When it comes to bonobos, nice guys finish last. Researchers tested the animals with different social scenarios and in each, the bonobos preferred to make friends with bullies.
Bonobos, along with chimpanzees, are our closest animal relatives, but humans don’t show quite the same level of shrewdness. Even very young babies can tell the difference between nice characters and mean ones, and they typically prefer the characters that cooperate. (That said, it’s not until age six that they develop a sense of justice.) The study, published this week in the journal Current Biology, is surprising because bonobos are usually characterized as our cuddly relatives, unlike more aggressive chimps. That bonobos, too, want to have powerful allies on their side suggests that our distaste for bullies might be more unique than we thought.
For today’s study, scientists showed 24 bonobos little skits. One was a video of a cartoon trying to climb a hill. Another cartoon enters who either pushes them to the top or shoves them to the bottom. In the second experiment, the animals watched a skit where a human dropped a stuffed animal. Two more people enter. One tries to return the toy, the other snatched it away.
Afterward, the scientists offered bonobos apple pieces hidden under cutouts of the various characters. In both cases, the bonobos preferred to “accept” apple slices from — and therefore make friends with — the more aggressive character.
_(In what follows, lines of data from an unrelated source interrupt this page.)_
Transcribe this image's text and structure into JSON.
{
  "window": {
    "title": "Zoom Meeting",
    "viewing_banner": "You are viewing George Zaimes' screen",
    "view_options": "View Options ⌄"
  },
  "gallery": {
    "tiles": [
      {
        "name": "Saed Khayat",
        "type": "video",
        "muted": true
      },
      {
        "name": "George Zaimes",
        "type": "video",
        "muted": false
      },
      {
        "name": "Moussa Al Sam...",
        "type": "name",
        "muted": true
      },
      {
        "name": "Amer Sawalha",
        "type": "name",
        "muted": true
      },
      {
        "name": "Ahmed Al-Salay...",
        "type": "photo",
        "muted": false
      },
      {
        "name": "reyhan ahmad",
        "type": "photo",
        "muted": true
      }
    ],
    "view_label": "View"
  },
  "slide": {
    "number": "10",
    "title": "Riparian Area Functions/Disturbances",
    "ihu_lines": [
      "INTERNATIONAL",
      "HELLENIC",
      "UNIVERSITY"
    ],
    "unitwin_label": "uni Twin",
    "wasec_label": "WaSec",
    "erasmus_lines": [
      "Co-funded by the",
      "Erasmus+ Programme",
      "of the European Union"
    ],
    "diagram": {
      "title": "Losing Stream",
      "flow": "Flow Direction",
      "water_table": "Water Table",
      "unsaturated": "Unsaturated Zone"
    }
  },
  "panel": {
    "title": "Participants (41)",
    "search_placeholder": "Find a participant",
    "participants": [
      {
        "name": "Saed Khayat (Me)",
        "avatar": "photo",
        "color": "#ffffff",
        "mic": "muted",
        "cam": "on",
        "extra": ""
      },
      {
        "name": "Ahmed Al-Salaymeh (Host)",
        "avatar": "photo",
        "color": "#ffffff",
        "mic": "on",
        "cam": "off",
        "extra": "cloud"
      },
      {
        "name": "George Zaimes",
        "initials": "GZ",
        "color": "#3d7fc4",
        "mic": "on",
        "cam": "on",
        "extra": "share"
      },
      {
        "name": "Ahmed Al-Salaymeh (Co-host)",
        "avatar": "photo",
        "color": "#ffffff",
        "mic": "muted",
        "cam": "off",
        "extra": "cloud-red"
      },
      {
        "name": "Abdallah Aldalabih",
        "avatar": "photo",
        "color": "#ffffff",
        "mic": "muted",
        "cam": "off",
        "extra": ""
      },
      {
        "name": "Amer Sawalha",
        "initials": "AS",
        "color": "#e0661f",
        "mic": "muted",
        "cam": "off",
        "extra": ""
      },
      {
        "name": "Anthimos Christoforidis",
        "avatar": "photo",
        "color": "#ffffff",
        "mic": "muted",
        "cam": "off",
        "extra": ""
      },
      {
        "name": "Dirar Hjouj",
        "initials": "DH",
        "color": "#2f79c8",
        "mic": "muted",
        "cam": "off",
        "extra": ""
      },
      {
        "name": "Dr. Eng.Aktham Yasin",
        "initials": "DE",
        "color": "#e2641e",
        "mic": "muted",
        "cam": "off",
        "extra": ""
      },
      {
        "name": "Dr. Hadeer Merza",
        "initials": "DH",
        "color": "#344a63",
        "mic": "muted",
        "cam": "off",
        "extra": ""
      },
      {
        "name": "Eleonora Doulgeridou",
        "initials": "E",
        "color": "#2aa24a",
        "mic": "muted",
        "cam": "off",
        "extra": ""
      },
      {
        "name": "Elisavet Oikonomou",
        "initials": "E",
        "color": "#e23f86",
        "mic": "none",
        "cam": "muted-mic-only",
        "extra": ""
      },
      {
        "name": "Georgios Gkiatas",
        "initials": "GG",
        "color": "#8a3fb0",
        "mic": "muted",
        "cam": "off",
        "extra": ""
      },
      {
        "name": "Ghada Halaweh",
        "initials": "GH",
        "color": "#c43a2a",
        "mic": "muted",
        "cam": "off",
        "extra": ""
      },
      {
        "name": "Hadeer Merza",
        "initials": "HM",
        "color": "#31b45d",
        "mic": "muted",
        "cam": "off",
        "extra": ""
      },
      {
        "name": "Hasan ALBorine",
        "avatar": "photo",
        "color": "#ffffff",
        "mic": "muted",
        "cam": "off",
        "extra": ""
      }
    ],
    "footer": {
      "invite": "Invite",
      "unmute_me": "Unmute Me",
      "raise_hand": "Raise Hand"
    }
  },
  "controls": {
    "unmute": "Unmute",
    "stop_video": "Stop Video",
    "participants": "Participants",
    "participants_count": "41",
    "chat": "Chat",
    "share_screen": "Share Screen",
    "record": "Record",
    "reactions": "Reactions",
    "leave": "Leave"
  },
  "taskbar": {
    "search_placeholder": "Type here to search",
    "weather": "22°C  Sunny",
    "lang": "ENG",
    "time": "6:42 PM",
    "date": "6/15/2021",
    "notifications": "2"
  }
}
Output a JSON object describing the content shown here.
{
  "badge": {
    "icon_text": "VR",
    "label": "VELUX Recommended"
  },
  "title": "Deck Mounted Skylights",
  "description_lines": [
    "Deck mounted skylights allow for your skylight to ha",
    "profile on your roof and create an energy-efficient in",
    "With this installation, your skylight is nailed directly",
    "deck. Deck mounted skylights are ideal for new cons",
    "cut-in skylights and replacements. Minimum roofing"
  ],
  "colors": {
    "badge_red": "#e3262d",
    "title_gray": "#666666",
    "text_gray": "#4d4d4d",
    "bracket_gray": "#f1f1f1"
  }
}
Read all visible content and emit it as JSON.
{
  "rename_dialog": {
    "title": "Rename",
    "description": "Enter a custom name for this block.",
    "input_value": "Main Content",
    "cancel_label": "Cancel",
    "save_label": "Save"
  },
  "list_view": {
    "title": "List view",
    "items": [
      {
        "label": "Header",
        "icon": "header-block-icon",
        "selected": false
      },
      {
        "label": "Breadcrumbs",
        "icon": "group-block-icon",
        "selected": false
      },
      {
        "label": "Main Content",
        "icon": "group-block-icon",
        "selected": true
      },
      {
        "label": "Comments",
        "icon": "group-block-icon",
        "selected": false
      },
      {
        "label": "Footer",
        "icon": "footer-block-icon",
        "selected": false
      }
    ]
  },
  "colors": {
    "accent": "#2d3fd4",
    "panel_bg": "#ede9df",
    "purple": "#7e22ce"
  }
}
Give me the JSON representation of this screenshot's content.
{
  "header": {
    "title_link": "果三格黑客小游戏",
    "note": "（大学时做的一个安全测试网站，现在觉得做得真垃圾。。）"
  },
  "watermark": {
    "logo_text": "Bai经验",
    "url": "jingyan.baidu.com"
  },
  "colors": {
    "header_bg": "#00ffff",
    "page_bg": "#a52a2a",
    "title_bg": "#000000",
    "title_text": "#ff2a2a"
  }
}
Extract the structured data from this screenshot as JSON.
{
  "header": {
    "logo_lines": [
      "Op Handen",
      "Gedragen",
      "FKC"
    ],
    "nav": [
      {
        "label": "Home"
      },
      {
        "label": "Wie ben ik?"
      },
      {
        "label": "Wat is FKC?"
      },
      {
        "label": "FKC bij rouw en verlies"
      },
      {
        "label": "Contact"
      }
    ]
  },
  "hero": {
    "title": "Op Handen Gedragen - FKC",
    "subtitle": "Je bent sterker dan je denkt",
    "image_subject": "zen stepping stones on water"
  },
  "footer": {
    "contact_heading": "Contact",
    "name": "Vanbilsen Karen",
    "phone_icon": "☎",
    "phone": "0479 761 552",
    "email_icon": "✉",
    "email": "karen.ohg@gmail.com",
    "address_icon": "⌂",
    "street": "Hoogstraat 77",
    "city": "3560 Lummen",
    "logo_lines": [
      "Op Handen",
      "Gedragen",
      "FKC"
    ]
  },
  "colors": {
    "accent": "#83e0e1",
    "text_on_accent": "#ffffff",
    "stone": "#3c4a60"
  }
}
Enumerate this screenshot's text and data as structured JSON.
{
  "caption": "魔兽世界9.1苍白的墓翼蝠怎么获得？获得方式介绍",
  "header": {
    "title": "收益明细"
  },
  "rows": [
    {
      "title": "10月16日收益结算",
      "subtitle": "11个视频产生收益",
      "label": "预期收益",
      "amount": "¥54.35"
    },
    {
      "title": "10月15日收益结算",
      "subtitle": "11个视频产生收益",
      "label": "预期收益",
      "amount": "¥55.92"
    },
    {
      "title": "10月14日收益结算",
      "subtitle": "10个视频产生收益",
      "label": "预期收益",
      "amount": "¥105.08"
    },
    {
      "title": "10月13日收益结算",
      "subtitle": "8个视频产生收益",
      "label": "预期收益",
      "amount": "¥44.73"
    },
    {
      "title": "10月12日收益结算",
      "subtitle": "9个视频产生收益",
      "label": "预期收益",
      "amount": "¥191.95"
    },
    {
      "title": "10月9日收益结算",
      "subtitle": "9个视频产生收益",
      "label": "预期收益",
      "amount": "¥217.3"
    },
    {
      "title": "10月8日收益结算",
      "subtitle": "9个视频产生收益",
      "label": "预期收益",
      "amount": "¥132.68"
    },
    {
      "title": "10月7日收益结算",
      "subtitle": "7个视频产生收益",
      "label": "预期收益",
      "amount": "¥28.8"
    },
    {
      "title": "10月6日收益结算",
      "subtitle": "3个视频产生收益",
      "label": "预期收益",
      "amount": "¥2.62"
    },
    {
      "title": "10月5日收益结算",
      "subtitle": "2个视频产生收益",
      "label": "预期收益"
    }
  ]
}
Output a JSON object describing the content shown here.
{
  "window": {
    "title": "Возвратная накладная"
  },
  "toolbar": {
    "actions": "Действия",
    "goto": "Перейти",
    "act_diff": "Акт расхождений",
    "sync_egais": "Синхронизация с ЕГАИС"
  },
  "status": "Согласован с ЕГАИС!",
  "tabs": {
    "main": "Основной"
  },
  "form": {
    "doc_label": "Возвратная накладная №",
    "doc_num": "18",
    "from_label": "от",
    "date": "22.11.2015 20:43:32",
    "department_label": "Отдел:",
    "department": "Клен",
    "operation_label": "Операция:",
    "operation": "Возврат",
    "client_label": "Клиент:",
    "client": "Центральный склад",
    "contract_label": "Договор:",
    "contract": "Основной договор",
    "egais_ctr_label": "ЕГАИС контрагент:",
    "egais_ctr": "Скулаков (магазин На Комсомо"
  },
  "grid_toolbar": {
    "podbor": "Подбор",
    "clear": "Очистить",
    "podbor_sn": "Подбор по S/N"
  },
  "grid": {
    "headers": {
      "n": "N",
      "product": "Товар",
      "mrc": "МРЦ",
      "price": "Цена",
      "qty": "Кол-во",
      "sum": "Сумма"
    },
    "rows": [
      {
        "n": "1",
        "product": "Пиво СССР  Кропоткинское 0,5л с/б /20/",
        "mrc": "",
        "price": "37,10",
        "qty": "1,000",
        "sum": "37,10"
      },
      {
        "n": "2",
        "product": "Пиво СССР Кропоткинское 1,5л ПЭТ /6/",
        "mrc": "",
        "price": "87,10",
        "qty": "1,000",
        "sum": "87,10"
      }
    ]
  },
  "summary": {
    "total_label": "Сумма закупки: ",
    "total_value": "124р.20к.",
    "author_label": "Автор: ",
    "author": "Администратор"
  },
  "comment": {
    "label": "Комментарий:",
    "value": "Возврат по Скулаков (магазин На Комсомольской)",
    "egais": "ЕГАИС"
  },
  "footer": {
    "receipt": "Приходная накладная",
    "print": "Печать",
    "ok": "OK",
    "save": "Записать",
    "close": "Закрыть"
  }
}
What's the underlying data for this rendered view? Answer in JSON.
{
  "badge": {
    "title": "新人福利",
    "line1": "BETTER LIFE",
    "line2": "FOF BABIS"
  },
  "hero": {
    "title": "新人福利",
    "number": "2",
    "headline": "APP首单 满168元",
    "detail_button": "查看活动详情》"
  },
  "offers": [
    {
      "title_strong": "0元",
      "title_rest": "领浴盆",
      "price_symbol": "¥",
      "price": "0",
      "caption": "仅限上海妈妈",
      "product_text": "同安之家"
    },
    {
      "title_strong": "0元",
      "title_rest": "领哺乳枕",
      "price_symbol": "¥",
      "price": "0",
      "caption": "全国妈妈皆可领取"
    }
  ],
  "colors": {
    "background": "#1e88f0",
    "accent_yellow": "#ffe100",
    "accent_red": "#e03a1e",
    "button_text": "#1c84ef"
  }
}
For bonobos, the researchers say, this aggressive behavior could be a sign of status, and it’s always useful to have high-status friends. This is true for humans too, of course, but we also tend to punish bullies through vengeance or social rejection which provides a little more incentive to be kind — which is a good thing.